=== Recorded information ===

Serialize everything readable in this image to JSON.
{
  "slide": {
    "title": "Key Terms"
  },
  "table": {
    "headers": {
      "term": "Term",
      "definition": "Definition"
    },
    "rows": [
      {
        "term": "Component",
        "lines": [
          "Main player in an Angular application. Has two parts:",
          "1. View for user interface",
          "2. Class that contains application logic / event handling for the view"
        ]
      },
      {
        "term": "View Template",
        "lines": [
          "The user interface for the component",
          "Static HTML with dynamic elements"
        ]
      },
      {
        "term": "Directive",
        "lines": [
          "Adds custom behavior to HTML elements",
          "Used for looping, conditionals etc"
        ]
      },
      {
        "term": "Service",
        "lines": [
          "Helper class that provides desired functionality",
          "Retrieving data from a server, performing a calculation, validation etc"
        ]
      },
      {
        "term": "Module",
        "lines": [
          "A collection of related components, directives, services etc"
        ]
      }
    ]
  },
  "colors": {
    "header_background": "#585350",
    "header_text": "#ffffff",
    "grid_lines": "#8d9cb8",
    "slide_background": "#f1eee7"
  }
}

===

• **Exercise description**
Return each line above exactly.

• **Exercise result**
Serialize everything readable in this image to JSON.
{
  "slide": {
    "title": "Key Terms"
  },
  "table": {
    "headers": {
      "term": "Term",
      "definition": "Definition"
    },
    "rows": [
      {
        "term": "Component",
        "lines": [
          "Main player in an Angular application. Has two parts:",
          "1. View for user interface",
          "2. Class that contains application logic / event handling for the view"
        ]
      },
      {
        "term": "View Template",
        "lines": [
          "The user interface for the component",
          "Static HTML with dynamic elements"
        ]
      },
      {
        "term": "Directive",
        "lines": [
          "Adds custom behavior to HTML elements",
          "Used for looping, conditionals etc"
        ]
      },
      {
        "term": "Service",
        "lines": [
          "Helper class that provides desired functionality",
          "Retrieving data from a server, performing a calculation, validation etc"
        ]
      },
      {
        "term": "Module",
        "lines": [
          "A collection of related components, directives, services etc"
        ]
      }
    ]
  },
  "colors": {
    "header_background": "#585350",
    "header_text": "#ffffff",
    "grid_lines": "#8d9cb8",
    "slide_background": "#f1eee7"
  }
}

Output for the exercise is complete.